Top GOP chairman warns against Trump budget plan

Rep. Rodney Frelinghuysen, R-New Jersey, leaves the House Republican Conference meeting in the Capitol on Wednesday, Nov. 30, 2016. (Photo By Bill Clark/CQ Roll Call) (CQ Roll Call via AP Images)

Story highlights

  • House Appropriations Chairman Rodney Frelinghuysen is a New Jersey Republican
  • Frelinghuysen wants President Donald Trump to consider cutting entitlements

(CNN)Another top House Republican is expressing concerns about President Donald Trump's budget outline that proposes deep cuts to federal programs but doesn't include major changes to entitlement programs, a key component of recent federal spending blueprints drafted by the GOP.

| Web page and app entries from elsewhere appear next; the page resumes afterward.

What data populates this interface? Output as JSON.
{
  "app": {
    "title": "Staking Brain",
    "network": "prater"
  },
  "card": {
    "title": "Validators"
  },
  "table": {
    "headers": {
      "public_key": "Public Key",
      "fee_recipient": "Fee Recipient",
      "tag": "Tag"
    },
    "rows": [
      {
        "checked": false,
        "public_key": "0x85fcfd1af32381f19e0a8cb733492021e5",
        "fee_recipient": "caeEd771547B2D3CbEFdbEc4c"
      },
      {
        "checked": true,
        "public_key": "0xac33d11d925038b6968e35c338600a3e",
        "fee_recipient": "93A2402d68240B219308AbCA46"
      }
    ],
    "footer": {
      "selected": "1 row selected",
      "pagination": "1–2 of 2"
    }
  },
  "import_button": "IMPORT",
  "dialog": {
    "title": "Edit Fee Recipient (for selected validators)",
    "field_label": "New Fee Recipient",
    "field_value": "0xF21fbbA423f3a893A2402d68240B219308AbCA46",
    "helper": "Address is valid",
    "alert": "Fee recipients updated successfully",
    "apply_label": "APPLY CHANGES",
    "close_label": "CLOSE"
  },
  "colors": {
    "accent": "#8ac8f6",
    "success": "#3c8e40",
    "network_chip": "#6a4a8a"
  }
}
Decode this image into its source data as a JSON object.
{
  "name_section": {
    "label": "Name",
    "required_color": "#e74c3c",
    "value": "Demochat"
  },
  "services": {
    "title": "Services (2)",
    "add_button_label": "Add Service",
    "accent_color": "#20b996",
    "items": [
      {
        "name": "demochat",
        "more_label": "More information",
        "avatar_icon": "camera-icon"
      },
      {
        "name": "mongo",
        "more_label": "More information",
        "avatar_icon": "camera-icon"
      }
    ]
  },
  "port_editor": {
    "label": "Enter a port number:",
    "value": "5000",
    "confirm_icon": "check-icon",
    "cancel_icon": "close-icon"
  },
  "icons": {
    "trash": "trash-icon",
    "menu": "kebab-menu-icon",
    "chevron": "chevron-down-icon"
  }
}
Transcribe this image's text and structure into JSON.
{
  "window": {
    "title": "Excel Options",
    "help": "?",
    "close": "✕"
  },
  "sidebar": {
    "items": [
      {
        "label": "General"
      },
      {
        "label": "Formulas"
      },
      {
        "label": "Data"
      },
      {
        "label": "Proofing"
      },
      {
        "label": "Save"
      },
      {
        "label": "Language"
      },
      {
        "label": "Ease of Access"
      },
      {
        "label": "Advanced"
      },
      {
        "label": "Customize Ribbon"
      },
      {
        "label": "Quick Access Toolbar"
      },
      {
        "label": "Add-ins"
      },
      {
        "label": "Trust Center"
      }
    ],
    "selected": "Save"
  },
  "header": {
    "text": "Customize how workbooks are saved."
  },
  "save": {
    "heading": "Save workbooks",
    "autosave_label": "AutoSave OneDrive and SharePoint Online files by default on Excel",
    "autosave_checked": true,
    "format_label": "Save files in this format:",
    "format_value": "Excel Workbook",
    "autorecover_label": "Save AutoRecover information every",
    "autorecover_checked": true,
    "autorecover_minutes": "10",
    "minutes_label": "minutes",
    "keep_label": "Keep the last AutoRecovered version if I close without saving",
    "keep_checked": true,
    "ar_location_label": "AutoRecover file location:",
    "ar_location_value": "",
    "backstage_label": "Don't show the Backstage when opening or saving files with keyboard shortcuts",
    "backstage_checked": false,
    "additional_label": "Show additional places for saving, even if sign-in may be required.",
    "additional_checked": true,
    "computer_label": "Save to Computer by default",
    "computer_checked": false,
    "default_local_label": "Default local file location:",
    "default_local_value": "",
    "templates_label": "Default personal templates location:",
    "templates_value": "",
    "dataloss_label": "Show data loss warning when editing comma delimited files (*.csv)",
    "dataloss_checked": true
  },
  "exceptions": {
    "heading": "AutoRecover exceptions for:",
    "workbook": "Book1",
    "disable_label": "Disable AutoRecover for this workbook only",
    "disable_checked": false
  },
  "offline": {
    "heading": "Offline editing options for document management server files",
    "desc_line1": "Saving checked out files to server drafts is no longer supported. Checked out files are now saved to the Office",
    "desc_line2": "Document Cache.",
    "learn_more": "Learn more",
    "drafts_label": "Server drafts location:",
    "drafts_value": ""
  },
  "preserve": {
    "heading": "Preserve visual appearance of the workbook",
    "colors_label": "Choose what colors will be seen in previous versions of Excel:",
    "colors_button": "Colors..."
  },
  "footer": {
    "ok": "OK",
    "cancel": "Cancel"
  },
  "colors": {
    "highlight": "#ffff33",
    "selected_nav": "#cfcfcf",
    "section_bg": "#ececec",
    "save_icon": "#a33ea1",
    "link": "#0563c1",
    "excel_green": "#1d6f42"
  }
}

"We've reduced our discretionary spending over the last seven to eight years an incredible amount," House Appropriations Chairman Rodney Frelinghuysen told reporters Tuesday.
Frelinghuysen said: "I'd like my other congressional colleagues to take a look at all those entitlement programs -- obviously Social Security is different than others because that's something that is not the traditional entitlement."
    The spending panel chief told reporters he was meeting with Office of Management and Budget Director Mick Mulvaney later this week to get more details on the budget proposal.
    Asked if House Republicans could pass spending bills that focus the cuts on non-defense programs but don't touch mandatory spending, the appropriations chairman hedged.
    "We'll find out as we get more facts from the administration," Frelinghuysen said.
    But he reiterated the need to look for savings from programs like Medicare, instead of concentrating on cutting back existing programs at departments across Washington.
      "There's some pretty important programs that keep America open for business and that are vital to our national security, and we would be very good to take a look at some of the entitlement programs. Those are the real cost drivers," he said.
      Trump has repeatedly said that he will not cut entitlements, and said Monday he planned to cut from other government departments with the State Department and the Environmental Protection Agency expected to be a particularly hit.